Detained and executed for organs. China has been under scrutiny for several years for detaining members of dissident groups in China, executing them, and selling their organs. One American paid $100,000 for a liver to keep his mother alive only to discover that his transaction with a man in Shanghai was likely a part of this Chinese racket that included using a religious group to help facilitate the sale of the liver.
Only legal in one country. Despite the high numbers and rampant disregard for the law, organ trafficking is illegal in all but one country around the world. In Iran, organ sales are legal and closely monitored. The practice of legal organ transactions has eliminated the waiting list for those awaiting a kidney and has provided an increase in post-mortem organ donations, which are not remunerated in Iran.
American rabbis selling organs. Earlier this year, five prominent rabbis in New Jersey were arrested for money laundering and trafficking organs. The rabbis allegedly convinced Israelis to sell their kidneys for $10,000 and then charged up to $160,000 for the kidneys to those in need. The rabbis stated their money came from other sources, with one man claiming the money came from the "diamond business."

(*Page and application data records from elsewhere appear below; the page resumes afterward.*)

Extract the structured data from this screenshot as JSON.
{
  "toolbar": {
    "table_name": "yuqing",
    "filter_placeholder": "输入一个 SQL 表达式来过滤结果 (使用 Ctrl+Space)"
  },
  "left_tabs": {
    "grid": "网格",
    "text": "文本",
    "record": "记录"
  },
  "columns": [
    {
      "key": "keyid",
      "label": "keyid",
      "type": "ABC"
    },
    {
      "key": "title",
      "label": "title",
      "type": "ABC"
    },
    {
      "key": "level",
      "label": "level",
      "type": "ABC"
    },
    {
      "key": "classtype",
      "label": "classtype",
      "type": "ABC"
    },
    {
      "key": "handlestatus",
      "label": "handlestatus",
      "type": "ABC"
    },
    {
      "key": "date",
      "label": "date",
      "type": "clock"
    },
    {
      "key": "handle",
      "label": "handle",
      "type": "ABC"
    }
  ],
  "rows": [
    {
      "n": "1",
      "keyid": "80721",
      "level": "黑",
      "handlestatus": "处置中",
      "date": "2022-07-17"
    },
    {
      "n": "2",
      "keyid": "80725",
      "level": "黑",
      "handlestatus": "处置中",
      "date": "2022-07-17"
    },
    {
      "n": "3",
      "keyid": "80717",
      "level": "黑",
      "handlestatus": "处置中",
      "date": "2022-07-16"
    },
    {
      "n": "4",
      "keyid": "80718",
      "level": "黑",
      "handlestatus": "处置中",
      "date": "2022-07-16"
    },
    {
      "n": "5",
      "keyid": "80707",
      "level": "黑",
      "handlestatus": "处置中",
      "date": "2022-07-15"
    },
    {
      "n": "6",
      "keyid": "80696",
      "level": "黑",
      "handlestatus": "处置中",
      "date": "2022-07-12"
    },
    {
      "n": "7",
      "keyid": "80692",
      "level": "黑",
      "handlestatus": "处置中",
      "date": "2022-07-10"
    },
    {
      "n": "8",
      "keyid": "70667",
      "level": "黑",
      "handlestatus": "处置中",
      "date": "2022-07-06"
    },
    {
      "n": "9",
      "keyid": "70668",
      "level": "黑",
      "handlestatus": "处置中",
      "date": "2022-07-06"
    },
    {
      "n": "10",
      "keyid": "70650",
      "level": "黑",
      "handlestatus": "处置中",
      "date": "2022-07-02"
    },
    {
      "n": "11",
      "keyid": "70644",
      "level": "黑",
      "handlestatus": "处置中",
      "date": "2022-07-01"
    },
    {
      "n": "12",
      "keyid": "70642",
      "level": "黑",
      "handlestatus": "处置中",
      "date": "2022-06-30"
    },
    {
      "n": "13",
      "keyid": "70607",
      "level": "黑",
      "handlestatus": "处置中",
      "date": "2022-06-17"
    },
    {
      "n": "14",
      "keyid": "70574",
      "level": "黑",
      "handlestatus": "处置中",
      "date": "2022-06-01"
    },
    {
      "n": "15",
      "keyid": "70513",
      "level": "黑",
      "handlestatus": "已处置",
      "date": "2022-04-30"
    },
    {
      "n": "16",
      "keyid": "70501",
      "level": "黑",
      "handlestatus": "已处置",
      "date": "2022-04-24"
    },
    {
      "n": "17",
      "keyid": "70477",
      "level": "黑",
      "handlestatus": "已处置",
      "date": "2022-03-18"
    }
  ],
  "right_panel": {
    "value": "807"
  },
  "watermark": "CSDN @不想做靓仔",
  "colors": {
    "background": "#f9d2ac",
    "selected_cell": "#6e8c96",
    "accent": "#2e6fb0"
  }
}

Babies auctioned for organs. A Moldovan child (see above, 3 girls) being kept for her organs. Three Ukrainian women were arrested in Italy after auctioning off the unborn child of one of the women. The baby’s mother sold her unborn child for $350,000 euros (about $500,000 US dollars) to undercover officers who posed as drug runners looking for a baby for its organs. The officials believe the gang of women had performed the same transaction with other babies, sometimes selling them for illegal adoptions and sometimes for their organs.
Transplant tourism. Taking advantage of countries that have nebulous definitions of brain-death and often don’t enforce organ trafficking laws, those in need of organs will often travel to places such as Israel, India, and eastern European countries to purchase organs illegally. In South Africa, those arriving for transplant tourism often receive their transplants in hospitals that are more akin to luxury hotels than transplant centers.